_EXERCISE OBJECTIVE:_ Repeat the following lines exactly and nothing else: the line containing "Output a JSON" and each line after it through the end of the listing.

[Opening INPUT DATA section]

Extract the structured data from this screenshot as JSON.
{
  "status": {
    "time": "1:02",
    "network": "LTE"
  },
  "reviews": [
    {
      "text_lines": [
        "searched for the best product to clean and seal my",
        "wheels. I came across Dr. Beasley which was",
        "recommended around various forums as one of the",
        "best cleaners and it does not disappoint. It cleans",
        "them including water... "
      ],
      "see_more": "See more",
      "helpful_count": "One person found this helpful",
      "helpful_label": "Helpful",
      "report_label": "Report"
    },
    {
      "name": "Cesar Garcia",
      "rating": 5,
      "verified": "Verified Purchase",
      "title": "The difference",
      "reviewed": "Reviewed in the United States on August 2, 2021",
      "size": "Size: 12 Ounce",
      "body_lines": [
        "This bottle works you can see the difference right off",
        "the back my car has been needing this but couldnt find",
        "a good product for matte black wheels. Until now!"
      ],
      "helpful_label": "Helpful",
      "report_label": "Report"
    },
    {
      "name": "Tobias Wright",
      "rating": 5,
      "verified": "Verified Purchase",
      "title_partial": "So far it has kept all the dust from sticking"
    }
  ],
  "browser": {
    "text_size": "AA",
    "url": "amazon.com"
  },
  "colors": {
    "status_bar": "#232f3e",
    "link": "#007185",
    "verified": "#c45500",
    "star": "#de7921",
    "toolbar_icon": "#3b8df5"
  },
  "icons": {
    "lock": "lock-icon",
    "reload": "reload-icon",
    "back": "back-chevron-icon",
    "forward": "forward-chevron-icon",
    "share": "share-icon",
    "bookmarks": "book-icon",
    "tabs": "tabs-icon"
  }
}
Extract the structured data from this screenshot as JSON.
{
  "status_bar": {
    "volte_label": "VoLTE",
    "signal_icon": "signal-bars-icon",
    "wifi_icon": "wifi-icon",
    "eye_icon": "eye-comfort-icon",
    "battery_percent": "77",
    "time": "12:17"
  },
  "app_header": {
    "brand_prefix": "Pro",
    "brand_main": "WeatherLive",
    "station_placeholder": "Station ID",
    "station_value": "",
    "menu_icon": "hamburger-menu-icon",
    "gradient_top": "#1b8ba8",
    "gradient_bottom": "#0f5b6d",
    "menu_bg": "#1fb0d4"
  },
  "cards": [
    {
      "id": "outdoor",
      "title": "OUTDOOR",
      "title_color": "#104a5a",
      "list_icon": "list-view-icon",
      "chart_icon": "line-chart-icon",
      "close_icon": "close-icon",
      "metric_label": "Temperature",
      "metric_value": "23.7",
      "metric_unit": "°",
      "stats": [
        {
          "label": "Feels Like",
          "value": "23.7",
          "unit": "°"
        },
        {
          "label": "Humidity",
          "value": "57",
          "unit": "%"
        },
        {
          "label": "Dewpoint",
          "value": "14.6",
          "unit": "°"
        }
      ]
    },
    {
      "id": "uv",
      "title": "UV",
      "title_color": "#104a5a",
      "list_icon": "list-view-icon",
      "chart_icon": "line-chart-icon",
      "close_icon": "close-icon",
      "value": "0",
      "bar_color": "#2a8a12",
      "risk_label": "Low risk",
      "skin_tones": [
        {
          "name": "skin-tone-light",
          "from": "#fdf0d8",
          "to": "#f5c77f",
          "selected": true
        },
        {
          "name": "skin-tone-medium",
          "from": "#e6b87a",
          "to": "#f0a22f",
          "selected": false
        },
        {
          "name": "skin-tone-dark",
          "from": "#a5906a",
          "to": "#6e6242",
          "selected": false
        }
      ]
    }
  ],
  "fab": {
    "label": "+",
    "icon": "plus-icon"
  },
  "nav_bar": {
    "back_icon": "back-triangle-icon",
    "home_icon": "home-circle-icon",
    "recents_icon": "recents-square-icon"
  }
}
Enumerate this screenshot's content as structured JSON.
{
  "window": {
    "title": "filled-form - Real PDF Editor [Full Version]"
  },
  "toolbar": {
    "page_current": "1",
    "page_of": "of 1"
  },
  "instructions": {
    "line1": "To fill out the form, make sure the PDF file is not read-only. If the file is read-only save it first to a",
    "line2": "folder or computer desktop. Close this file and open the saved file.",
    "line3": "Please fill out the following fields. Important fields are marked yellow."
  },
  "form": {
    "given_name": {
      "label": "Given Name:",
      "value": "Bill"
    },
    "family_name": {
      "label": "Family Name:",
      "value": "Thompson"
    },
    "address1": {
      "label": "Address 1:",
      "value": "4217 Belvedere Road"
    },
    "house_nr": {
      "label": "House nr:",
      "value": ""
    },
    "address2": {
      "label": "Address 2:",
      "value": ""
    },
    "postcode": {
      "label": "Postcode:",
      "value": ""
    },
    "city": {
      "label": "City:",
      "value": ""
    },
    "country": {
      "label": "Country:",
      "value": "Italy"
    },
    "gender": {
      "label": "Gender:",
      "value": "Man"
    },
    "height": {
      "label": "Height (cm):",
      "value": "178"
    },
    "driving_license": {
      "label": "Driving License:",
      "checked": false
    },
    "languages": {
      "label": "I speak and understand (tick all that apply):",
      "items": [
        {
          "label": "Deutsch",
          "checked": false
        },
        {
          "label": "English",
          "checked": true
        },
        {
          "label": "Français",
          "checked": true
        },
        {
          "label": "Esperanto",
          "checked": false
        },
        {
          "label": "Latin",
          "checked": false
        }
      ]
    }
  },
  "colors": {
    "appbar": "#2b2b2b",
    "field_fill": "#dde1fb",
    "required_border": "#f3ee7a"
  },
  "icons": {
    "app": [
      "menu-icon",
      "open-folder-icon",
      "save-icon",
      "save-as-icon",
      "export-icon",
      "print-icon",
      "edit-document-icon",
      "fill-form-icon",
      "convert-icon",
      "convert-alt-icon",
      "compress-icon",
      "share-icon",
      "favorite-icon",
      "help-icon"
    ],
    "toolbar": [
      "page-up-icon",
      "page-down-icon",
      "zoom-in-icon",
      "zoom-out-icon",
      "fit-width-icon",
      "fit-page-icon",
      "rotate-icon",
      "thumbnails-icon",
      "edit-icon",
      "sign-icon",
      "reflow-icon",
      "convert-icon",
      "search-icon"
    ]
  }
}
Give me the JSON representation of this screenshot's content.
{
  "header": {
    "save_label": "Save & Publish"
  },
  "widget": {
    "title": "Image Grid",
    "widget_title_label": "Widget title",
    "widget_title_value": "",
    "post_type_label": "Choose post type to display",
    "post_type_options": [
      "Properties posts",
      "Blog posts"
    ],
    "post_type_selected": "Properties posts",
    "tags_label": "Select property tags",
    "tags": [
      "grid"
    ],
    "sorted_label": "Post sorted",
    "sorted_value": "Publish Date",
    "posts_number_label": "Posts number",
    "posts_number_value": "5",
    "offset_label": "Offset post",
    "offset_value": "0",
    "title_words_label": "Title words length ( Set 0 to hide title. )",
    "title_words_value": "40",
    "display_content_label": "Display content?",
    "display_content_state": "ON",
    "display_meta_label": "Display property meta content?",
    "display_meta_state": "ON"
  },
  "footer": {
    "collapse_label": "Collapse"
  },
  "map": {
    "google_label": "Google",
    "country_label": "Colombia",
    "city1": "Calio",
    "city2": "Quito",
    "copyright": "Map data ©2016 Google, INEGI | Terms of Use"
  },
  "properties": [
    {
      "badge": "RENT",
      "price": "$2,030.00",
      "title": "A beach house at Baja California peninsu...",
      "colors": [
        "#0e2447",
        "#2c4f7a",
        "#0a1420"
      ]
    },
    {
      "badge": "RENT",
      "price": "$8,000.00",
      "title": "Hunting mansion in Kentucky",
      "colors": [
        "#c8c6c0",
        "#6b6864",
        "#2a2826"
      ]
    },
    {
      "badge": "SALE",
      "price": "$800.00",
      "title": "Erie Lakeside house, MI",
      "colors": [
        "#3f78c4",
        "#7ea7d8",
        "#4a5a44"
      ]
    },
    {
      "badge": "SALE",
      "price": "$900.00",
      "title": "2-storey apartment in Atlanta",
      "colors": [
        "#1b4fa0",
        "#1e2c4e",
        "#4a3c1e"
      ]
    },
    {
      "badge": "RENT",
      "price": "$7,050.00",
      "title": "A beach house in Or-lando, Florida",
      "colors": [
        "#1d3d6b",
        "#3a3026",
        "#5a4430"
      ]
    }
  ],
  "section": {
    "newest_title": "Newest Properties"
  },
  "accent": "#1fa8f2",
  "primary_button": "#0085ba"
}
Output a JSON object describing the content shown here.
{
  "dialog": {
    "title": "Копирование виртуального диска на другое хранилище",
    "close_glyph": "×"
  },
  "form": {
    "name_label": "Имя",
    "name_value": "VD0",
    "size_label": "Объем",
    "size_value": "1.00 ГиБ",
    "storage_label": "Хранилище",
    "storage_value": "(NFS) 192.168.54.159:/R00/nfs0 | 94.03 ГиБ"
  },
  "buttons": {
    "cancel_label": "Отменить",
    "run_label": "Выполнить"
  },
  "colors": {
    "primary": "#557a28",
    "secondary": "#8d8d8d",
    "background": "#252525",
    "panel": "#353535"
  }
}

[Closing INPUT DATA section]

_TASK ANSWER:_
Output a JSON object describing the content shown here.
{
  "dialog": {
    "title": "Копирование виртуального диска на другое хранилище",
    "close_glyph": "×"
  },
  "form": {
    "name_label": "Имя",
    "name_value": "VD0",
    "size_label": "Объем",
    "size_value": "1.00 ГиБ",
    "storage_label": "Хранилище",
    "storage_value": "(NFS) 192.168.54.159:/R00/nfs0 | 94.03 ГиБ"
  },
  "buttons": {
    "cancel_label": "Отменить",
    "run_label": "Выполнить"
  },
  "colors": {
    "primary": "#557a28",
    "secondary": "#8d8d8d",
    "background": "#252525",
    "panel": "#353535"
  }
}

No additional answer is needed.